It’s a bit chilly this morning
Feeling much better now!
What an awesome way to have fun! When the nor’easter blows like this it’s no good for surfing, but out come the kite surfers. Even without the jumping, this must be an amazing feeling — ripping along with a canopy full of wind. Years ago I used to enjoy windsurfing. I loved pulling the sail in tight, leaning back on my harness and feeling the board rise up and plane across the water. Kite surfing must be that feeling x 10. I had so much fun photographing these kite surfers, a couple of them were flying along close to the shore — I guess to make maximum use of the fairly small waves — which gave me a perfect chance to tap into my ‘inner sports-photographer’. (Now that’s what I’d like to be when I grow up)

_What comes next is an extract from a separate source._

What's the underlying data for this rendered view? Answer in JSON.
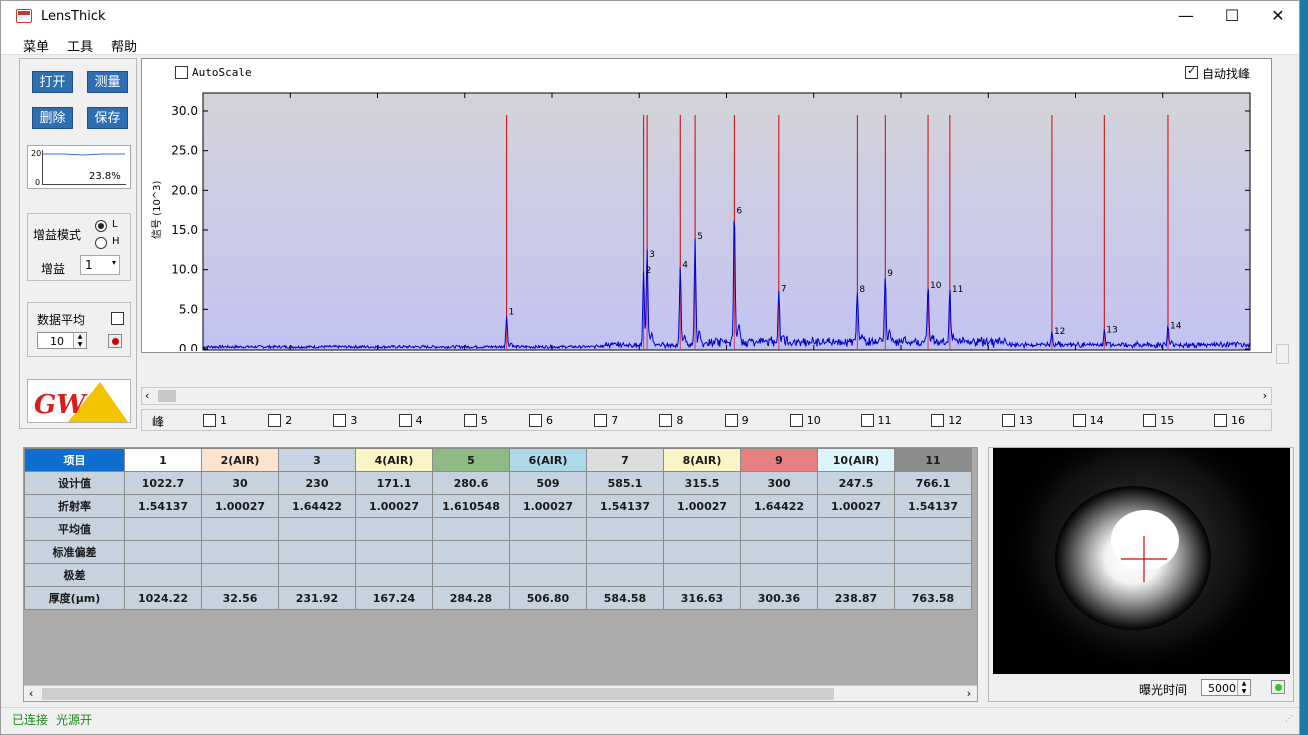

Blue bottles, also known as stingers, are common in the warmer months. These little blow-ins come in with onshore winds and are the scourge of swimmers. The long tail is the nasty end and they can be several feet long — perfect for getting wrapped about your arms or legs. The sting burns at first, but the pain usually only lasts about an hour. An occupation hazard if you want to enjoy the water all year round.
Sometimes I do wander it bit further from home. Every year at Bondi Beach they run a free exhibition called Sculpture by the Sea where artworks are placed on the sand and the rocks along a coastal path across several beaches. It makes a great summer’s evening walk and it’s always worth the trip over to Bondi.

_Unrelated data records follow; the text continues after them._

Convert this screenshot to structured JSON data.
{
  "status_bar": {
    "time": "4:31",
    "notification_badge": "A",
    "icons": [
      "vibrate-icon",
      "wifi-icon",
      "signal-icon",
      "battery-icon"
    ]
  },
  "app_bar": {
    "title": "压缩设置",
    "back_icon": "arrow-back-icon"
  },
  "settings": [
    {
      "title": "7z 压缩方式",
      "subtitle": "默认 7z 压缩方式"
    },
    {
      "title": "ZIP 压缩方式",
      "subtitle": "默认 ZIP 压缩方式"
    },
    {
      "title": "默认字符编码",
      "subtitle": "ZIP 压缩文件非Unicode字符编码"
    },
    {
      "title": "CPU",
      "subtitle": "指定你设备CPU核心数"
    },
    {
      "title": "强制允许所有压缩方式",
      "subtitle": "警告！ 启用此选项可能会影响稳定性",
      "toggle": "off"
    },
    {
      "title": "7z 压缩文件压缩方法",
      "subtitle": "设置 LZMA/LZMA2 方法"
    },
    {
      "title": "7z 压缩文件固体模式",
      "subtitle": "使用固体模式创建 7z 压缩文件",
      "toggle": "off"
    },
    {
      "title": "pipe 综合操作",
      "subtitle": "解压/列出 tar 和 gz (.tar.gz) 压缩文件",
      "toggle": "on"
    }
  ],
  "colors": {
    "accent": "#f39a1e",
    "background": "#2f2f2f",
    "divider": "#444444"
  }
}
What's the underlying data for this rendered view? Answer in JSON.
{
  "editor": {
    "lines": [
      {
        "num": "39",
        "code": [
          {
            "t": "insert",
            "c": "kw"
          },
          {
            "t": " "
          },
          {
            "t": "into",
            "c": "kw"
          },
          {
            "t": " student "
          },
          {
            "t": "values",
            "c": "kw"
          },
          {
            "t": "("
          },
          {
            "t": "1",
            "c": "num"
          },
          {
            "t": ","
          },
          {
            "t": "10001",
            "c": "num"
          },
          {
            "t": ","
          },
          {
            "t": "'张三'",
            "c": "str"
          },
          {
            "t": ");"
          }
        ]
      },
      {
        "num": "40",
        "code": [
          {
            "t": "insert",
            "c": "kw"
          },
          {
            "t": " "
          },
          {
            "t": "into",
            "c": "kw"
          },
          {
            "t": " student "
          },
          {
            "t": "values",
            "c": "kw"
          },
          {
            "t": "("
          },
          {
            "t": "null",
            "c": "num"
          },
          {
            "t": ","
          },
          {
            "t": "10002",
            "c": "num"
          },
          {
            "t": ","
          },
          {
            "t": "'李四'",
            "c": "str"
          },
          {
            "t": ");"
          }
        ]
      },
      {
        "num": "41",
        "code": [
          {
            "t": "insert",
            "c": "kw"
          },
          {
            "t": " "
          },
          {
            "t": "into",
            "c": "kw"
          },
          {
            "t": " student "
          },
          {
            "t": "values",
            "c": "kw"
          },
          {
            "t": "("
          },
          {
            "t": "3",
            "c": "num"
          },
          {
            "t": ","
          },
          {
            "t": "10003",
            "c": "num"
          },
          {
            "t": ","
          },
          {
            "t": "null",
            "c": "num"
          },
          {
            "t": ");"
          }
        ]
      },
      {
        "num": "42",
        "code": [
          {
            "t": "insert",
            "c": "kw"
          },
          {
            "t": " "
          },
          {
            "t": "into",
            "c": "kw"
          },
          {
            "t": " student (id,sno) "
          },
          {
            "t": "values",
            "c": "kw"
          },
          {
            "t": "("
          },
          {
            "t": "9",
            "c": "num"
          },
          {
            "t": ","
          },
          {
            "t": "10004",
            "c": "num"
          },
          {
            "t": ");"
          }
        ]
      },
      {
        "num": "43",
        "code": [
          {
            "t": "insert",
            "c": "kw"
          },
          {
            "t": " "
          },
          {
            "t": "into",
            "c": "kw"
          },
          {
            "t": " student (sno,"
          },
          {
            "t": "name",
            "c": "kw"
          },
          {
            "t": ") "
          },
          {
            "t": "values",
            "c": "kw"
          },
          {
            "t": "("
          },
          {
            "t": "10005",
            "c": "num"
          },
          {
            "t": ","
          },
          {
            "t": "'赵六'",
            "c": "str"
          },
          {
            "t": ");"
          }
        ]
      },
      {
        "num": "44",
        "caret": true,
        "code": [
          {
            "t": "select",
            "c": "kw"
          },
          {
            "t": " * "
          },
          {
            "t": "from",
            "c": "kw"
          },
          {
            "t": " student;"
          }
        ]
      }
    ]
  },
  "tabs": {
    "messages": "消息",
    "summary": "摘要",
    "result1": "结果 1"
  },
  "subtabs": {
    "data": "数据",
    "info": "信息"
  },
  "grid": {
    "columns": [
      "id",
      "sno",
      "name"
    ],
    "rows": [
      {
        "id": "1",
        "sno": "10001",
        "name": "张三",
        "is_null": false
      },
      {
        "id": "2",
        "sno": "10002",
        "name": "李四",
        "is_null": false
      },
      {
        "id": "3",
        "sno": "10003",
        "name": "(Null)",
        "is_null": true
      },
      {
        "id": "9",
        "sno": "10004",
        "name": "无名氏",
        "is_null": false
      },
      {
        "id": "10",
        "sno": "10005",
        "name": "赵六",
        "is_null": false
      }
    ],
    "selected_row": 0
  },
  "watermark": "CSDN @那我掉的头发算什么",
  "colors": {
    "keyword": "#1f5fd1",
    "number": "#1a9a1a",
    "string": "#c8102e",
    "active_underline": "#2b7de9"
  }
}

My absolute favourite subject matter for photography is clouds — so here’s a warning in advance: you’ll see lots of clouds on this blog. This particular beauty rolled in with a ‘southerly buster’. The southerly usually signals a cool change and is common in Sydney in the summer, particularly after days of stable, sunny weather. A cool front gets pushed up from the south, bringing unstable, gusty weather. Big grey clouds roll in and the temperature drops rapidly. They usually come in the late afternoon and you can almost set your watch by it. All of a sudden our back windows start rattling — ah, that’ll be the southerly buster. Some Sydney weather nerds (myself included) often tweet when the southerly hits – you could map it’s progress from south to north across the city.
My first post is a photo I took early one morning a few years ago: A kookaburra sitting on the balcony. I love the way the bird is silhouetted in the early morning light. The sky looks a bit moody but it feels like it’s going to be a nice, sunny day. That’s a complete fluke – I wasn’t sitting there waiting for it to come along, working out the exposure. I just saw the bird and grabbed my camera. You don’t usually see kookaburras at the beach, they prefer gum trees. But maybe they like the ocean too.